St. Helena is one of the most remote inhabited islands on the planet. It’s 2,500 miles east of Rio de Janeiro and just over 1,200 miles west of Angola.
Despite its lack of human activity and small size, there is one species that scientists of the Georgia Aquarium believe mate specifically in the waters of St. Helene.
This marine animal is the whale shark.
Whale sharks are the biggest fish known to man. They can measure nearly 40 feet long and weigh up to 47,000 pounds.
“The whale sharks of St. Helena are an even split of adult males and females, which is different from the other places where whale sharks gather in numbers, where juvenile males dominate,” wrote National Georgraphic.
It continued, “Our main goal of the 2015-2016 expedition was to characterize these gentle giants in St. Helena, how they use the island habitats, and where they go when they leave, and of course to stay ever vigilant for signs of mating behavior.”
Using a variety of techniques including laser calipers to measure the size of the whale shark, computer-aided photographic identification and various ways to track tags helped these scientists discover more about these large, mysterious fish.
During the trip, the crew found over 30 whale sharks and photographed dozens more.
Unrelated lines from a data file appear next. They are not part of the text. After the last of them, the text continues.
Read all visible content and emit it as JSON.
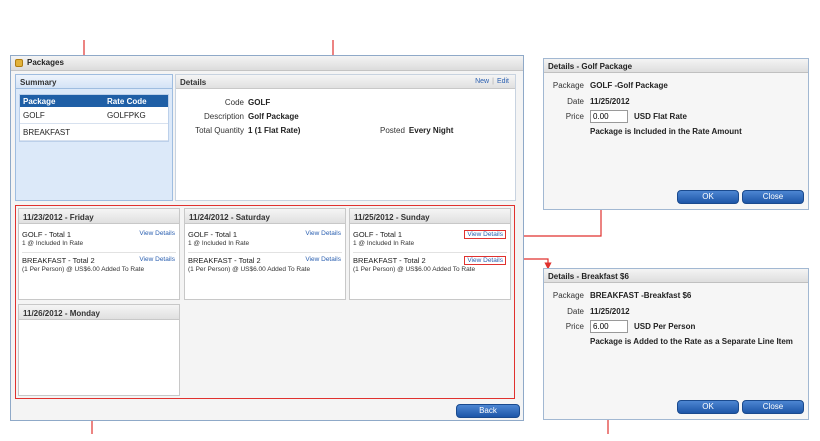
{
  "window": {
    "title": "Packages"
  },
  "summary": {
    "title": "Summary",
    "columns": [
      "Package",
      "Rate Code"
    ],
    "rows": [
      {
        "package": "GOLF",
        "rate_code": "GOLFPKG"
      },
      {
        "package": "BREAKFAST",
        "rate_code": ""
      }
    ]
  },
  "details": {
    "title": "Details",
    "new_link": "New",
    "edit_link": "Edit",
    "code_label": "Code",
    "code_value": "GOLF",
    "description_label": "Description",
    "description_value": "Golf Package",
    "total_qty_label": "Total Quantity",
    "total_qty_value": "1 (1 Flat Rate)",
    "posted_label": "Posted",
    "posted_value": "Every Night"
  },
  "days": [
    {
      "date": "11/23/2012 - Friday",
      "lines": [
        {
          "name": "GOLF - Total 1",
          "sub": "1 @ Included In Rate",
          "view": "View Details"
        },
        {
          "name": "BREAKFAST - Total 2",
          "sub": "(1 Per Person) @ US$6.00 Added To Rate",
          "view": "View Details"
        }
      ]
    },
    {
      "date": "11/24/2012 - Saturday",
      "lines": [
        {
          "name": "GOLF - Total 1",
          "sub": "1 @ Included In Rate",
          "view": "View Details"
        },
        {
          "name": "BREAKFAST - Total 2",
          "sub": "(1 Per Person) @ US$6.00 Added To Rate",
          "view": "View Details"
        }
      ]
    },
    {
      "date": "11/25/2012 - Sunday",
      "lines": [
        {
          "name": "GOLF - Total 1",
          "sub": "1 @ Included In Rate",
          "view": "View Details"
        },
        {
          "name": "BREAKFAST - Total 2",
          "sub": "(1 Per Person) @ US$6.00 Added To Rate",
          "view": "View Details"
        }
      ]
    },
    {
      "date": "11/26/2012 - Monday",
      "lines": []
    }
  ],
  "back_button": "Back",
  "golf_popup": {
    "title": "Details - Golf Package",
    "package_label": "Package",
    "package_value": "GOLF  -Golf Package",
    "date_label": "Date",
    "date_value": "11/25/2012",
    "price_label": "Price",
    "price_value": "0.00",
    "price_suffix": "USD Flat Rate",
    "note": "Package is Included in the Rate Amount",
    "ok": "OK",
    "close": "Close"
  },
  "breakfast_popup": {
    "title": "Details - Breakfast $6",
    "package_label": "Package",
    "package_value": "BREAKFAST  -Breakfast $6",
    "date_label": "Date",
    "date_value": "11/25/2012",
    "price_label": "Price",
    "price_value": "6.00",
    "price_suffix": "USD Per Person",
    "note": "Package is Added to the Rate as a Separate Line Item",
    "ok": "OK",
    "close": "Close"
  },
  "colors": {
    "annotation": "#e0312e",
    "button": "#1d56a8",
    "link": "#2a5fb0",
    "grid_header": "#1f5fa6"
  }
}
In the process, they also created a Twitter page titled “Where’s Domino?” introducing the world to the whale sharks of St. Helena.